NOTE FROM Ann Blake-Tracy (www.drugawareness.org):

How bright of this prescribing physician! You have someone who
is disoriented so you give them a drug that
causes “disorientation”! So why would anyone wonder why this
young man got worse and then disappeared into the freezing weather with no
shoes or coat?
It does appear clear to me that the
antidepressant affected his blood sugar rapidly and strongly with the
heart palpitations and the cravings for sugar – both symptoms of a drop in blood

sugar levels. The brain cannot function without normal sugar levels and
immediately begins losing brain cells when the sugar level drops. And the body
pumps adrenalin – the fight or flight hormone – in an attempt to normalize the
sugar levels when they drop.

_______________________________________
Paragraphs three & four read:
Moncada’s mother, Ana Moncada, said he went to work on
Thanksgiving night; and, when he returned home on the morning of Nov. 27, he
seemed disoriented. She took him to see a doctor, who prescribed an
anti-depressant. He continued to feel disoriented and began to hear voices, she
said.”

“ ‘He was hearing voices that saideat sugar,

said Maria Stockton, a friend who served as translator for his mother.  ‘He
felt his heart was beating too hard and thought if he ate sugar, his heart
would not beat so hard’.”

http://www.southwestiowanews.com/articles/2009/12/09/council_bluffs/doc4b1fd2bc0a96e293364639.txt

Bluffs man reported missing

By TIM JOHNSON, Staff Writer
tjohnson@nonpareilonline.com
Published: Wednesday, December 9, 2009 10:59 AM CST
A young
Hispanic man from Council Bluffs has been reported missing.

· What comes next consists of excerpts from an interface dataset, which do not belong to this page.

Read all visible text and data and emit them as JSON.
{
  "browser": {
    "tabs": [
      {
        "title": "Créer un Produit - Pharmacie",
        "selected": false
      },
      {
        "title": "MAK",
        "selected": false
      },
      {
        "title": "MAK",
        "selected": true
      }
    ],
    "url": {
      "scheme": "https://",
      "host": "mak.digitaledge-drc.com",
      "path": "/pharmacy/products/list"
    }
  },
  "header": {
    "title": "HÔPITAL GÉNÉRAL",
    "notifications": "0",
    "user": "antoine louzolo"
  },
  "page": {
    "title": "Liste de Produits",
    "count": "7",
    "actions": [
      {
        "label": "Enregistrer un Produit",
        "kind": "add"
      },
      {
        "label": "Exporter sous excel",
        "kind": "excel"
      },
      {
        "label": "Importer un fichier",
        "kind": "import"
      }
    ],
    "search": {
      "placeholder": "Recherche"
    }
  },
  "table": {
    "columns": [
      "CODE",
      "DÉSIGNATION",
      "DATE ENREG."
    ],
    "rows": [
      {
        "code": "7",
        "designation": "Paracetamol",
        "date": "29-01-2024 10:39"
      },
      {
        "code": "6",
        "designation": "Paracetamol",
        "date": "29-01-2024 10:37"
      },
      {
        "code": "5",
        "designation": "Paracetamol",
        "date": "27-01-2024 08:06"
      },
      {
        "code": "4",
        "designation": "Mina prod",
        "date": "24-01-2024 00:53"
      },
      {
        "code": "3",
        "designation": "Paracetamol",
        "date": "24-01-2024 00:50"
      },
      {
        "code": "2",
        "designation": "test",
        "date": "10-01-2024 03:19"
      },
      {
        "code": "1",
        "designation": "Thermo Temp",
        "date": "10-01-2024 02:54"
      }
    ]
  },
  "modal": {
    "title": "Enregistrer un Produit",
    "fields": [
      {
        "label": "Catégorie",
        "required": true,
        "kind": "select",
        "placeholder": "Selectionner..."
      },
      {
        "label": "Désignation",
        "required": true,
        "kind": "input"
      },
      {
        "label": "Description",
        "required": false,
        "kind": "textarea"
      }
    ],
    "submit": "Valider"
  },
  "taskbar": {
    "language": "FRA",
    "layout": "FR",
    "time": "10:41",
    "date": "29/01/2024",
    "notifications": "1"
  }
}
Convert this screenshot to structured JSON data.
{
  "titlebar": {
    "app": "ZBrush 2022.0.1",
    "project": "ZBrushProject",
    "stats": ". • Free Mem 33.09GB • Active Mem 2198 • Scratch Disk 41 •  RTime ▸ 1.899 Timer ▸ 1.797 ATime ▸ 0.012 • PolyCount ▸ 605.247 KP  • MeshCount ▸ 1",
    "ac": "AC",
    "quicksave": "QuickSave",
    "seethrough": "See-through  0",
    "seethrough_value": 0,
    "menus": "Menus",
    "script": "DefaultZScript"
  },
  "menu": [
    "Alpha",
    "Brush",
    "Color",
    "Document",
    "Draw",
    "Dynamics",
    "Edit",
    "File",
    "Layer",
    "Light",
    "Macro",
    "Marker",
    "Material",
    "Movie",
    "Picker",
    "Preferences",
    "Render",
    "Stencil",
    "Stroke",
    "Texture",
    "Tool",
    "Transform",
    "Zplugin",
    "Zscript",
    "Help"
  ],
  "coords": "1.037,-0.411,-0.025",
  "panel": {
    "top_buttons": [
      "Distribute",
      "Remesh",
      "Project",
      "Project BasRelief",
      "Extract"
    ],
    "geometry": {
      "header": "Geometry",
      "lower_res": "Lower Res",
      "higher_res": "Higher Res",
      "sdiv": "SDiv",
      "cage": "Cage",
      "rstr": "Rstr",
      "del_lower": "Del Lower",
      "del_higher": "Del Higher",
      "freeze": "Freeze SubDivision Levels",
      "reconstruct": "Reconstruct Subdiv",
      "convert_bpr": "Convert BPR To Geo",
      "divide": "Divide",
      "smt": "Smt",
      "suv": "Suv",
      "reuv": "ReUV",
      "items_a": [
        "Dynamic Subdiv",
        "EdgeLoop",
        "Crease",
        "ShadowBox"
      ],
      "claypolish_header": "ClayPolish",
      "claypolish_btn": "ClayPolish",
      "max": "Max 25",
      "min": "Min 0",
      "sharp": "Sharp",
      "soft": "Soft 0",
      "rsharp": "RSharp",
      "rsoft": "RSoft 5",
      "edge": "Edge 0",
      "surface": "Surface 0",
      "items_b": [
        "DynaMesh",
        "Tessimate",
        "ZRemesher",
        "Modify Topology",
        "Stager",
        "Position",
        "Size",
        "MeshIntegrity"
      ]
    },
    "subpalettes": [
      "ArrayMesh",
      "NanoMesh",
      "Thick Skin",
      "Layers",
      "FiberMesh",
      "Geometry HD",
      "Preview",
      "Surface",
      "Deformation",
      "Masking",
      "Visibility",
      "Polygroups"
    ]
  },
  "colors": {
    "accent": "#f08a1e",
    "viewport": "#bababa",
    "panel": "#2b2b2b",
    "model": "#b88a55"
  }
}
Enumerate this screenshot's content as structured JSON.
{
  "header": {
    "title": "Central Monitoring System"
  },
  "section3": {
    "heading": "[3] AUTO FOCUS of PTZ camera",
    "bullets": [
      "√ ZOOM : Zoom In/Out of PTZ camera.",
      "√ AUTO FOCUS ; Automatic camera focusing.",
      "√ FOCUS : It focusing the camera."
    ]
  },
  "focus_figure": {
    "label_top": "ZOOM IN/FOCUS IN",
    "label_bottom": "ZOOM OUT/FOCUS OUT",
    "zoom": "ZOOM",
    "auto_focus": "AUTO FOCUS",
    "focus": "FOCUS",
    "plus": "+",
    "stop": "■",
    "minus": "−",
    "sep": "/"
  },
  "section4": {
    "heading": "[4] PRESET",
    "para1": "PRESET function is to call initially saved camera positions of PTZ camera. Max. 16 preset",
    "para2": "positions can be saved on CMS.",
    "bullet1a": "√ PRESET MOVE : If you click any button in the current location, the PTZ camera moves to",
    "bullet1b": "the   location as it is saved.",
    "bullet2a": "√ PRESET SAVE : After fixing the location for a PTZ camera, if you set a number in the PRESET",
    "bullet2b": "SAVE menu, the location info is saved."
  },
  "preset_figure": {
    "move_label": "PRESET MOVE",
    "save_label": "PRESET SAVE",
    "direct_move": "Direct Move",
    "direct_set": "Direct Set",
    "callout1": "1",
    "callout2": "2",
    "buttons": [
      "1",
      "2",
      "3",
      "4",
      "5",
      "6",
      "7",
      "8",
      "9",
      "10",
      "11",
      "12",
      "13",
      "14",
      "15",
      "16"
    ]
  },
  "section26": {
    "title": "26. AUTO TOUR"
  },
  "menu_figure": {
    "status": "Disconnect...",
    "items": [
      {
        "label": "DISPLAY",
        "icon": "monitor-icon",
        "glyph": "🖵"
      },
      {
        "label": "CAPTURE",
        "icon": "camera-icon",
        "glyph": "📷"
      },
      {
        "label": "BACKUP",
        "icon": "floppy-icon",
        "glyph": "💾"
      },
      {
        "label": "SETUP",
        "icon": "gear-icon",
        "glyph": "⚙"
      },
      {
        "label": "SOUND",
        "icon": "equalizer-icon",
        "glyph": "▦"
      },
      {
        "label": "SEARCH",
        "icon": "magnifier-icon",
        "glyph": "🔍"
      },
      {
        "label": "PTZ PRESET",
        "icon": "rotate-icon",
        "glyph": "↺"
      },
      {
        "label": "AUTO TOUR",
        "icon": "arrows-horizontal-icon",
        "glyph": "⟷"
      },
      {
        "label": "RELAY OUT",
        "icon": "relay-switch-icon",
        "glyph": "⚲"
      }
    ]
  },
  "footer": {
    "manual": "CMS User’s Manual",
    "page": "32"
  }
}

Larry Ely
Murillo Moncada, 25, was last seen Saturday, Nov. 28, at 6:15 p.m. at his
residence at 719 N. 14th St., according to his family. He was wearing a Navy
blue hooded sweatshirt and light blue seat pants. He was described as 5-feet,
5-inches tall and 140 pounds, with brown eyes.

Moncada’s mother, Ana
Moncada, said he went to work on Thanksgiving night; and, when he returned home
on the morning of Nov. 27, he seemed disoriented. She took him to see a doctor,
who prescribed an anti-depressant. He continued to feel disoriented and began to
hear voices, she said.

“He was hearing voices that saideat sugar,’”

said Maria Stockton, a friend who served as translator for his mother. “He felt
his heart was beating too hard and thought if he ate sugar, his heart would not
beat so hard.”

He did not eat very much sugar, she said, but by Saturday,
he was hallucinating.

“He said somebody was following him, and he was
scared,” she said.

It was apparently this fear that led Murillo Moncada
to run out the door that evening without any shoes on, Stockton said.

The
family has checked with acquaintances and posted flyers at businesses they
frequent, but have heard nothing so far.

Anyone with information on his
whereabouts should contact Detective Shawn Landon of the Council Bluffs Police
Department at (712) 326-2508 or Crime Stoppers at (712)
328-STOP.

556 total views, 4 views today